## Try it
Return every line of the entries that includes the word "медицинских".

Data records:
::::::::::
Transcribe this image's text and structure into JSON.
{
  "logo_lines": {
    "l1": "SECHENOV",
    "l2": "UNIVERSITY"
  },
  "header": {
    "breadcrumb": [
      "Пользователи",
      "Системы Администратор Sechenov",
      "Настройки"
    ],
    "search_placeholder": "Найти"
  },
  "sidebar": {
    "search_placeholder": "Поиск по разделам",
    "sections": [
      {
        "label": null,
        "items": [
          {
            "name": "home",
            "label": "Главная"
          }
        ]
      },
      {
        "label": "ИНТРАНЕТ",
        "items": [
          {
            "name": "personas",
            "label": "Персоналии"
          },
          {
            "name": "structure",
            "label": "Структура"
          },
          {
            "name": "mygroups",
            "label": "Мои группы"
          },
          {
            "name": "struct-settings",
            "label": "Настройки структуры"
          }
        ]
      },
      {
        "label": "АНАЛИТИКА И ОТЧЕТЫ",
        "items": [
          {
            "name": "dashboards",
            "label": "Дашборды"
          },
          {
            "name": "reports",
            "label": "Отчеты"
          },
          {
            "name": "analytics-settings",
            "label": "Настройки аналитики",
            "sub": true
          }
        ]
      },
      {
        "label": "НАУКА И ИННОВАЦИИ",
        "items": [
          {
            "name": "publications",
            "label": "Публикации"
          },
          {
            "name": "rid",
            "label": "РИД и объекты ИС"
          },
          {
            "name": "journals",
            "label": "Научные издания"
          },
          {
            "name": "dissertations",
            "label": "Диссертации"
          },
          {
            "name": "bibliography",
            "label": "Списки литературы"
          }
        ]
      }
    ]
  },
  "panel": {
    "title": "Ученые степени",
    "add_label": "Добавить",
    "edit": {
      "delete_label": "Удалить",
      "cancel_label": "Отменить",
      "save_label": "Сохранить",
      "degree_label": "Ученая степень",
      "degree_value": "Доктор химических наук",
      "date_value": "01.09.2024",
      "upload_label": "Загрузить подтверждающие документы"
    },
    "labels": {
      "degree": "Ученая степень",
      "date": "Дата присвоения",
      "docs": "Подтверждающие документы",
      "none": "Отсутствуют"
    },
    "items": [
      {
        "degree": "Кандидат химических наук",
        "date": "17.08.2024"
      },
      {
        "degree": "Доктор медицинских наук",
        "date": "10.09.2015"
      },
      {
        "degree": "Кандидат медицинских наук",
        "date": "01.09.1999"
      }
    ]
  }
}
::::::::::
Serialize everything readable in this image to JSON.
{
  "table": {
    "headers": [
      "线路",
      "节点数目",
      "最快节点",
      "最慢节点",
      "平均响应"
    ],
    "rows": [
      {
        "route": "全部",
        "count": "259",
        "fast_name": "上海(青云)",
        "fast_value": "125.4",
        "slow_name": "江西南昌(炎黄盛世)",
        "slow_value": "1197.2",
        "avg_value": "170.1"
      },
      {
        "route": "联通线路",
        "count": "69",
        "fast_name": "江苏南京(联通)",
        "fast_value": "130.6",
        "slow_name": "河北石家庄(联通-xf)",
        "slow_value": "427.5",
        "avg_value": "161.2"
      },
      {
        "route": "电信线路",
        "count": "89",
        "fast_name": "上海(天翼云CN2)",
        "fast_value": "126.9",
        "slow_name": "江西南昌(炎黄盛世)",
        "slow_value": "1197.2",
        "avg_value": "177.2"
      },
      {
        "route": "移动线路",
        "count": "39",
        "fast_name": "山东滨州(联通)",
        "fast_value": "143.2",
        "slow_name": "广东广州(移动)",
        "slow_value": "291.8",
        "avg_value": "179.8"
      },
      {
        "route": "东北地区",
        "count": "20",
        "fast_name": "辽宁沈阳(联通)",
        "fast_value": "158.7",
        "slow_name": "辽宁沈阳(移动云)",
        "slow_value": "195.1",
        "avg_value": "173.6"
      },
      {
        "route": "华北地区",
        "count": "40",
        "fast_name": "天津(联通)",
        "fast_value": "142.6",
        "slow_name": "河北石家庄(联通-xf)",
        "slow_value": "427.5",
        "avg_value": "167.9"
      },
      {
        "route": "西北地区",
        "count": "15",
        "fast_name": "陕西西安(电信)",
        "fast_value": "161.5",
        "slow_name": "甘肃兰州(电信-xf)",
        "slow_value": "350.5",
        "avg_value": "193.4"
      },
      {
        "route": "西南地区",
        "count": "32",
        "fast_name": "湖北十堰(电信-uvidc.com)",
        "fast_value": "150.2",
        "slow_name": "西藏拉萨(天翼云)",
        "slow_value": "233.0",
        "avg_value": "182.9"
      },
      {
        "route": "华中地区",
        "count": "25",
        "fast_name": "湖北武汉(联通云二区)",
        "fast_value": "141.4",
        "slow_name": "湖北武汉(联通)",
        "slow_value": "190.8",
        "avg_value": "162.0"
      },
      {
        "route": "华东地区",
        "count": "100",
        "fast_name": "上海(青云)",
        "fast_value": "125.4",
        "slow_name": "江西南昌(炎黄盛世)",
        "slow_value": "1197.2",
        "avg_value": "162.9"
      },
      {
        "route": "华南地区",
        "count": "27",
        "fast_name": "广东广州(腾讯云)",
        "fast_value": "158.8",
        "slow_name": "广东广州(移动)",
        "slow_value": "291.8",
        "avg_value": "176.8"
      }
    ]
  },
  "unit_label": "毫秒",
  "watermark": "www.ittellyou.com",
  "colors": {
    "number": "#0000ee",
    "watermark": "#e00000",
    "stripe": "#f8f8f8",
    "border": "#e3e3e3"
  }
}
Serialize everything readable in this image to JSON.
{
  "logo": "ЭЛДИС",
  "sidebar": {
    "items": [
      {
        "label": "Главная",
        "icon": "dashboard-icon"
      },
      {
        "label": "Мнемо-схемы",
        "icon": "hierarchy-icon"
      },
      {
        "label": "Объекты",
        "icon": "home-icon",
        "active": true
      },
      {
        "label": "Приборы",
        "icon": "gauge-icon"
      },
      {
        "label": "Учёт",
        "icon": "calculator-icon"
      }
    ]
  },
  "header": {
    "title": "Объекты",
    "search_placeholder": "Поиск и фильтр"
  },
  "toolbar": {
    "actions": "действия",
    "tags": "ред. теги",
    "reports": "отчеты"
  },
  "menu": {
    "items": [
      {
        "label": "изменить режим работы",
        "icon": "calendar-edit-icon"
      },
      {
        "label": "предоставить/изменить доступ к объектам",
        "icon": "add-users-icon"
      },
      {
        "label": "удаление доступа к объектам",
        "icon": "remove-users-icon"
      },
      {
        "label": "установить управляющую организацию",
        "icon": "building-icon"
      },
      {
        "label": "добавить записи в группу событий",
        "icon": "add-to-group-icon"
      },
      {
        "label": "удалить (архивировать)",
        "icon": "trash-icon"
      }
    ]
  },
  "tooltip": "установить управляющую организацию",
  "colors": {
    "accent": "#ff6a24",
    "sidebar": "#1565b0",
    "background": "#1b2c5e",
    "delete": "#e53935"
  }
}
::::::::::
## Task solution
        "degree": "Доктор медицинских наук",
        "degree": "Кандидат медицинских наук",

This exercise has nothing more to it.